TASK GOAL.
Show each line of the records in which the word "title" occurs.

(Element data from apps and pages)
◆ ◆ ◆ ◆ ◆

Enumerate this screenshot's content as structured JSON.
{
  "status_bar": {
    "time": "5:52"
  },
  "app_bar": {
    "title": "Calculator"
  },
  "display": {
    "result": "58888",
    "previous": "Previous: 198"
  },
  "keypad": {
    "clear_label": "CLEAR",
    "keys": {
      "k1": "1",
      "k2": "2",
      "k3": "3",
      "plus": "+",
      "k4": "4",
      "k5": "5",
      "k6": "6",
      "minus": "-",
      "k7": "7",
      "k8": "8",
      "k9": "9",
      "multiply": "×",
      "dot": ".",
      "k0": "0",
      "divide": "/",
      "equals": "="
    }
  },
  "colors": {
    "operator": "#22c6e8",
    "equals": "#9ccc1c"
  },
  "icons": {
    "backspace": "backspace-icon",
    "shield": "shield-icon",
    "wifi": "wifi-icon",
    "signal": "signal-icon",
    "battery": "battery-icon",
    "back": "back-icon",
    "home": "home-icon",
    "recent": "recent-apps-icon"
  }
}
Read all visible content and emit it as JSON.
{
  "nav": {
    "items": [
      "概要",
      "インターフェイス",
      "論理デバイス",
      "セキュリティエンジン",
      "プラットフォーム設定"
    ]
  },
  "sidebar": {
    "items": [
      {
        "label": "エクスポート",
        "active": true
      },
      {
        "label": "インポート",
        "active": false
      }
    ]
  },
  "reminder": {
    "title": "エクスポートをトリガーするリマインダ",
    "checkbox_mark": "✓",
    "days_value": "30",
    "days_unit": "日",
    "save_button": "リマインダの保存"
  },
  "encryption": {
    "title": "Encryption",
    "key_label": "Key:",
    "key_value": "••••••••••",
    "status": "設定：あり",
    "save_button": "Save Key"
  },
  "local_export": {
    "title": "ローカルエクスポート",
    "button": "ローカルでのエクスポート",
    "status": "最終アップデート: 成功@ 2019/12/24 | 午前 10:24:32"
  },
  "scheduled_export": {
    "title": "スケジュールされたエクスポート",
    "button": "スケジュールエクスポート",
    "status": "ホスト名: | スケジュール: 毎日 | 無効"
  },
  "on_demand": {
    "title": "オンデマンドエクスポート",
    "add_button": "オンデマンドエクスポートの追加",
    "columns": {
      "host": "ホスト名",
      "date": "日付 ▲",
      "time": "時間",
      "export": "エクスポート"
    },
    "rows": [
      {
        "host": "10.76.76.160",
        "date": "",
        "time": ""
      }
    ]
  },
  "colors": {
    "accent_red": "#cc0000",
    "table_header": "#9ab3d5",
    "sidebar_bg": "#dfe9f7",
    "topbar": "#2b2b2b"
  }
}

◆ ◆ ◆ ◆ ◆

SOLUTION BELOW.
    "title": "Calculator"
    "title": "エクスポートをトリガーするリマインダ",
    "title": "Encryption",
    "title": "ローカルエクスポート",
    "title": "スケジュールされたエクスポート",
    "title": "オンデマンドエクスポート",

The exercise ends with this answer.